EXERCISE DETAILS ▸
Every line of the data below should be printed exactly. Nothing may be dropped.

Dataset rows for apps and sites:
---------------

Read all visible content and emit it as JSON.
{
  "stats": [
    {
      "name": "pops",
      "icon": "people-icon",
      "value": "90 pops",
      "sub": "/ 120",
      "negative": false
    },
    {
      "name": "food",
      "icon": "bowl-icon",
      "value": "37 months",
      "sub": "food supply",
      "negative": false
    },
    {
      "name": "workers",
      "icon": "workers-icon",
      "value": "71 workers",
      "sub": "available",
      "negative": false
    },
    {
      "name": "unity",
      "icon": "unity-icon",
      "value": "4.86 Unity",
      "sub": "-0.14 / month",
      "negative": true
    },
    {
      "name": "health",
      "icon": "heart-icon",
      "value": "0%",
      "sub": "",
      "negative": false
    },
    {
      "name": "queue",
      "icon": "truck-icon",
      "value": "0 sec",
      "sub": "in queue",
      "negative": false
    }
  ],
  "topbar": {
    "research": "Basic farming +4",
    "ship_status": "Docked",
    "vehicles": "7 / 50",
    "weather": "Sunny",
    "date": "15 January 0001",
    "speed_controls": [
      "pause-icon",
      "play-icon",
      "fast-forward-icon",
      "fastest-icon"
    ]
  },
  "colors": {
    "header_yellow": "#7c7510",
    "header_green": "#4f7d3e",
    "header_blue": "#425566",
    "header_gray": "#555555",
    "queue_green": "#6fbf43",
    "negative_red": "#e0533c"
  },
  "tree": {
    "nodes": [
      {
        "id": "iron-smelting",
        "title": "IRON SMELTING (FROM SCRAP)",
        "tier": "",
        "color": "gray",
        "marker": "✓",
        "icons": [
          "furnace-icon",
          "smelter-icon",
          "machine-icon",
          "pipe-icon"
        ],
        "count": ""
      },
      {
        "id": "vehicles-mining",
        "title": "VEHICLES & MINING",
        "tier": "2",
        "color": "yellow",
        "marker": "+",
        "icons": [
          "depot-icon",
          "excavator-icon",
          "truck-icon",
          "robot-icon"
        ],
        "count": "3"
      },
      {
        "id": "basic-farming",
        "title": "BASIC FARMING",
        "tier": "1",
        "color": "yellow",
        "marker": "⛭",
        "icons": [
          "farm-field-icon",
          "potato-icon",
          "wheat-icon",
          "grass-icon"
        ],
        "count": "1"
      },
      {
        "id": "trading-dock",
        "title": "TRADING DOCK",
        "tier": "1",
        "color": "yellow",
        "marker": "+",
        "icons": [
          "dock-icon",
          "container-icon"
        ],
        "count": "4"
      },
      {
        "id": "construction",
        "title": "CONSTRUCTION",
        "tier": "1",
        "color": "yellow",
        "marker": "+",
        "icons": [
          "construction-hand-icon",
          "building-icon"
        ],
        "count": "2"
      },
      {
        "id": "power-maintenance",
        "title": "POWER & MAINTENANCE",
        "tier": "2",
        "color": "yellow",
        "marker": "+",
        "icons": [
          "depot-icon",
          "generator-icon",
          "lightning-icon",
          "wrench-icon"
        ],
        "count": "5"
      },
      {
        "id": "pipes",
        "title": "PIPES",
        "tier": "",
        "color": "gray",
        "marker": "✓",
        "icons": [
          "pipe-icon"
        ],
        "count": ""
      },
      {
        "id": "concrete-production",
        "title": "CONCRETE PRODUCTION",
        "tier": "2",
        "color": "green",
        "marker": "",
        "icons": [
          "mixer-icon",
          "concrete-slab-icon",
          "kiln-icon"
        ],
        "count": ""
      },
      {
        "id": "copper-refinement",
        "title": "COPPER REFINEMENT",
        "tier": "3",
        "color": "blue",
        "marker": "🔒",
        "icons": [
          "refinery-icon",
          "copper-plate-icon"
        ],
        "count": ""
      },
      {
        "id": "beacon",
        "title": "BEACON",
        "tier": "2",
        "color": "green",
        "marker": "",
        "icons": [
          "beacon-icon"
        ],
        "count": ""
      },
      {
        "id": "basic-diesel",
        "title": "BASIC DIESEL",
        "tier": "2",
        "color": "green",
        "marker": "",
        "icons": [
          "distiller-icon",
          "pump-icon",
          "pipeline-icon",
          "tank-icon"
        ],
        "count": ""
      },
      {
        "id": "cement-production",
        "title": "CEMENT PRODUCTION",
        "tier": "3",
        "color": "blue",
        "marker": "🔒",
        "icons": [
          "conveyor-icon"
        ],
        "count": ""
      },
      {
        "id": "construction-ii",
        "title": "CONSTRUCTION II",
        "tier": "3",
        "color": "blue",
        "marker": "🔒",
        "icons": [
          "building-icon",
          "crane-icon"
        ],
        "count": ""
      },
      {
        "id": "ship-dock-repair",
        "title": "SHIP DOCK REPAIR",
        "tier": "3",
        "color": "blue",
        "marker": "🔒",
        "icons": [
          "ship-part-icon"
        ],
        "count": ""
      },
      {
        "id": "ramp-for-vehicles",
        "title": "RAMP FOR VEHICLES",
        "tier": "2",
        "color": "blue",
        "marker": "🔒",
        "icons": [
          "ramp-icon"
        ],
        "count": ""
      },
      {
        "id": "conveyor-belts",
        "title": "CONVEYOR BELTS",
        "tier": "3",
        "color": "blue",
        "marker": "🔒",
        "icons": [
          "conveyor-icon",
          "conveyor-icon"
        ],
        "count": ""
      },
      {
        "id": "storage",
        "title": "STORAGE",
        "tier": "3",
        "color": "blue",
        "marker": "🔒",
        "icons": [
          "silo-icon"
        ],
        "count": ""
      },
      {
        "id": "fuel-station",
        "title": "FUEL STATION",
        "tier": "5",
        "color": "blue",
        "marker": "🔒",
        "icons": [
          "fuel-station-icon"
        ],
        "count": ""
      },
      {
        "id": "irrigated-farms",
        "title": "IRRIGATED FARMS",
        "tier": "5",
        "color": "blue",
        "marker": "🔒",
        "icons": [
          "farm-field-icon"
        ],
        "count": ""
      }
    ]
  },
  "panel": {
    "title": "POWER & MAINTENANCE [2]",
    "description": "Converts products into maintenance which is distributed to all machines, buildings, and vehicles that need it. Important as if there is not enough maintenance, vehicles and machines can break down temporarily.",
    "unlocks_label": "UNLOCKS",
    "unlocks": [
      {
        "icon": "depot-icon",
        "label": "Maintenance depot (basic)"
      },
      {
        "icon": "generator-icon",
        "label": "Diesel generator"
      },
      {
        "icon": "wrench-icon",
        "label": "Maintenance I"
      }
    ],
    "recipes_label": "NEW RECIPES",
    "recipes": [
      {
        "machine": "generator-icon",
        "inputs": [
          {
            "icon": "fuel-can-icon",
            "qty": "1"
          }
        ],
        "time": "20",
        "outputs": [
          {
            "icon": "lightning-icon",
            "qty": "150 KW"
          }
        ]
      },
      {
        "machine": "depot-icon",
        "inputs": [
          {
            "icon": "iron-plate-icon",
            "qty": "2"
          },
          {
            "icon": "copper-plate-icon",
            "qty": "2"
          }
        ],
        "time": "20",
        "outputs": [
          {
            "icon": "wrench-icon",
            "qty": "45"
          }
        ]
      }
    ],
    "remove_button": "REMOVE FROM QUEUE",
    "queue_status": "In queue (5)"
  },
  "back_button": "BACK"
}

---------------

COMPLETED EXERCISE ▸
Read all visible content and emit it as JSON.
{
  "stats": [
    {
      "name": "pops",
      "icon": "people-icon",
      "value": "90 pops",
      "sub": "/ 120",
      "negative": false
    },
    {
      "name": "food",
      "icon": "bowl-icon",
      "value": "37 months",
      "sub": "food supply",
      "negative": false
    },
    {
      "name": "workers",
      "icon": "workers-icon",
      "value": "71 workers",
      "sub": "available",
      "negative": false
    },
    {
      "name": "unity",
      "icon": "unity-icon",
      "value": "4.86 Unity",
      "sub": "-0.14 / month",
      "negative": true
    },
    {
      "name": "health",
      "icon": "heart-icon",
      "value": "0%",
      "sub": "",
      "negative": false
    },
    {
      "name": "queue",
      "icon": "truck-icon",
      "value": "0 sec",
      "sub": "in queue",
      "negative": false
    }
  ],
  "topbar": {
    "research": "Basic farming +4",
    "ship_status": "Docked",
    "vehicles": "7 / 50",
    "weather": "Sunny",
    "date": "15 January 0001",
    "speed_controls": [
      "pause-icon",
      "play-icon",
      "fast-forward-icon",
      "fastest-icon"
    ]
  },
  "colors": {
    "header_yellow": "#7c7510",
    "header_green": "#4f7d3e",
    "header_blue": "#425566",
    "header_gray": "#555555",
    "queue_green": "#6fbf43",
    "negative_red": "#e0533c"
  },
  "tree": {
    "nodes": [
      {
        "id": "iron-smelting",
        "title": "IRON SMELTING (FROM SCRAP)",
        "tier": "",
        "color": "gray",
        "marker": "✓",
        "icons": [
          "furnace-icon",
          "smelter-icon",
          "machine-icon",
          "pipe-icon"
        ],
        "count": ""
      },
      {
        "id": "vehicles-mining",
        "title": "VEHICLES & MINING",
        "tier": "2",
        "color": "yellow",
        "marker": "+",
        "icons": [
          "depot-icon",
          "excavator-icon",
          "truck-icon",
          "robot-icon"
        ],
        "count": "3"
      },
      {
        "id": "basic-farming",
        "title": "BASIC FARMING",
        "tier": "1",
        "color": "yellow",
        "marker": "⛭",
        "icons": [
          "farm-field-icon",
          "potato-icon",
          "wheat-icon",
          "grass-icon"
        ],
        "count": "1"
      },
      {
        "id": "trading-dock",
        "title": "TRADING DOCK",
        "tier": "1",
        "color": "yellow",
        "marker": "+",
        "icons": [
          "dock-icon",
          "container-icon"
        ],
        "count": "4"
      },
      {
        "id": "construction",
        "title": "CONSTRUCTION",
        "tier": "1",
        "color": "yellow",
        "marker": "+",
        "icons": [
          "construction-hand-icon",
          "building-icon"
        ],
        "count": "2"
      },
      {
        "id": "power-maintenance",
        "title": "POWER & MAINTENANCE",
        "tier": "2",
        "color": "yellow",
        "marker": "+",
        "icons": [
          "depot-icon",
          "generator-icon",
          "lightning-icon",
          "wrench-icon"
        ],
        "count": "5"
      },
      {
        "id": "pipes",
        "title": "PIPES",
        "tier": "",
        "color": "gray",
        "marker": "✓",
        "icons": [
          "pipe-icon"
        ],
        "count": ""
      },
      {
        "id": "concrete-production",
        "title": "CONCRETE PRODUCTION",
        "tier": "2",
        "color": "green",
        "marker": "",
        "icons": [
          "mixer-icon",
          "concrete-slab-icon",
          "kiln-icon"
        ],
        "count": ""
      },
      {
        "id": "copper-refinement",
        "title": "COPPER REFINEMENT",
        "tier": "3",
        "color": "blue",
        "marker": "🔒",
        "icons": [
          "refinery-icon",
          "copper-plate-icon"
        ],
        "count": ""
      },
      {
        "id": "beacon",
        "title": "BEACON",
        "tier": "2",
        "color": "green",
        "marker": "",
        "icons": [
          "beacon-icon"
        ],
        "count": ""
      },
      {
        "id": "basic-diesel",
        "title": "BASIC DIESEL",
        "tier": "2",
        "color": "green",
        "marker": "",
        "icons": [
          "distiller-icon",
          "pump-icon",
          "pipeline-icon",
          "tank-icon"
        ],
        "count": ""
      },
      {
        "id": "cement-production",
        "title": "CEMENT PRODUCTION",
        "tier": "3",
        "color": "blue",
        "marker": "🔒",
        "icons": [
          "conveyor-icon"
        ],
        "count": ""
      },
      {
        "id": "construction-ii",
        "title": "CONSTRUCTION II",
        "tier": "3",
        "color": "blue",
        "marker": "🔒",
        "icons": [
          "building-icon",
          "crane-icon"
        ],
        "count": ""
      },
      {
        "id": "ship-dock-repair",
        "title": "SHIP DOCK REPAIR",
        "tier": "3",
        "color": "blue",
        "marker": "🔒",
        "icons": [
          "ship-part-icon"
        ],
        "count": ""
      },
      {
        "id": "ramp-for-vehicles",
        "title": "RAMP FOR VEHICLES",
        "tier": "2",
        "color": "blue",
        "marker": "🔒",
        "icons": [
          "ramp-icon"
        ],
        "count": ""
      },
      {
        "id": "conveyor-belts",
        "title": "CONVEYOR BELTS",
        "tier": "3",
        "color": "blue",
        "marker": "🔒",
        "icons": [
          "conveyor-icon",
          "conveyor-icon"
        ],
        "count": ""
      },
      {
        "id": "storage",
        "title": "STORAGE",
        "tier": "3",
        "color": "blue",
        "marker": "🔒",
        "icons": [
          "silo-icon"
        ],
        "count": ""
      },
      {
        "id": "fuel-station",
        "title": "FUEL STATION",
        "tier": "5",
        "color": "blue",
        "marker": "🔒",
        "icons": [
          "fuel-station-icon"
        ],
        "count": ""
      },
      {
        "id": "irrigated-farms",
        "title": "IRRIGATED FARMS",
        "tier": "5",
        "color": "blue",
        "marker": "🔒",
        "icons": [
          "farm-field-icon"
        ],
        "count": ""
      }
    ]
  },
  "panel": {
    "title": "POWER & MAINTENANCE [2]",
    "description": "Converts products into maintenance which is distributed to all machines, buildings, and vehicles that need it. Important as if there is not enough maintenance, vehicles and machines can break down temporarily.",
    "unlocks_label": "UNLOCKS",
    "unlocks": [
      {
        "icon": "depot-icon",
        "label": "Maintenance depot (basic)"
      },
      {
        "icon": "generator-icon",
        "label": "Diesel generator"
      },
      {
        "icon": "wrench-icon",
        "label": "Maintenance I"
      }
    ],
    "recipes_label": "NEW RECIPES",
    "recipes": [
      {
        "machine": "generator-icon",
        "inputs": [
          {
            "icon": "fuel-can-icon",
            "qty": "1"
          }
        ],
        "time": "20",
        "outputs": [
          {
            "icon": "lightning-icon",
            "qty": "150 KW"
          }
        ]
      },
      {
        "machine": "depot-icon",
        "inputs": [
          {
            "icon": "iron-plate-icon",
            "qty": "2"
          },
          {
            "icon": "copper-plate-icon",
            "qty": "2"
          }
        ],
        "time": "20",
        "outputs": [
          {
            "icon": "wrench-icon",
            "qty": "45"
          }
        ]
      }
    ],
    "remove_button": "REMOVE FROM QUEUE",
    "queue_status": "In queue (5)"
  },
  "back_button": "BACK"
}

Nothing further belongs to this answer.